Good for the ticker

Standard time returns this weekend, so set your clocks back an hour Saturday night. Most Americans will get an extra hour of sleep, but it also means some will forget to change their clocks and show up an hour early for church or other events on Sunday.

Proportions not biblical, but close

The 2004 tsunami that killed 230,000 people in 14 countries was the biggest in the Indian Ocean in some 600 years, two new geological studies suggest. That long gap might explain how enough geological stress built up to power the huge undersea earthquake that launched the killer waves. The work appears in today's issue of the journal Nature. By digging pits and taking core samples in Thailand and northern Sumatra, research teams found evidence that the last comparably large tsunami struck between 1300 and 1400.

New book by Marx takes opposing view

Coming soon to German bookstores: a new Das Kapital from another Marx. But the author says it is not a defense of communism. Munich's Archbishop Reinhard Marx says his work is to some extent "an argument with Marxism." Marx wrote the first chapter of his Das Kapital: A Plea for Humanity as a letter to his "dear namesake" - Karl Marx. The archbishop writes that "the consequences of your thinking were in the end disastrous."

Ghana wants tribal leader's head back

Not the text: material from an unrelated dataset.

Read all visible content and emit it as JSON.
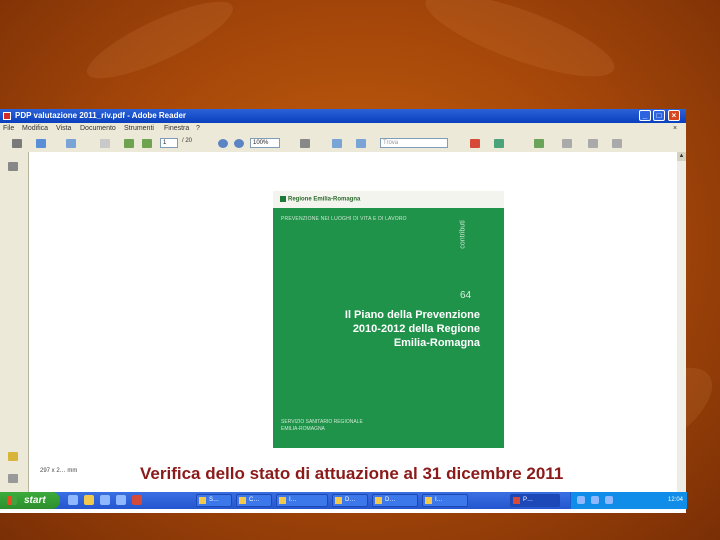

The decapitated head of African tribal chief Badu Bonsu II has been sitting in a Dutch university since the 19th century, and Ghana wants it back. Officials at Leiden University Medical Center said they will consider returning it if a formal request is made. Bonsu was killed in retaliation for the deaths of two Dutch emissaries, whose heads were hung from Bonsu's throne as trophies.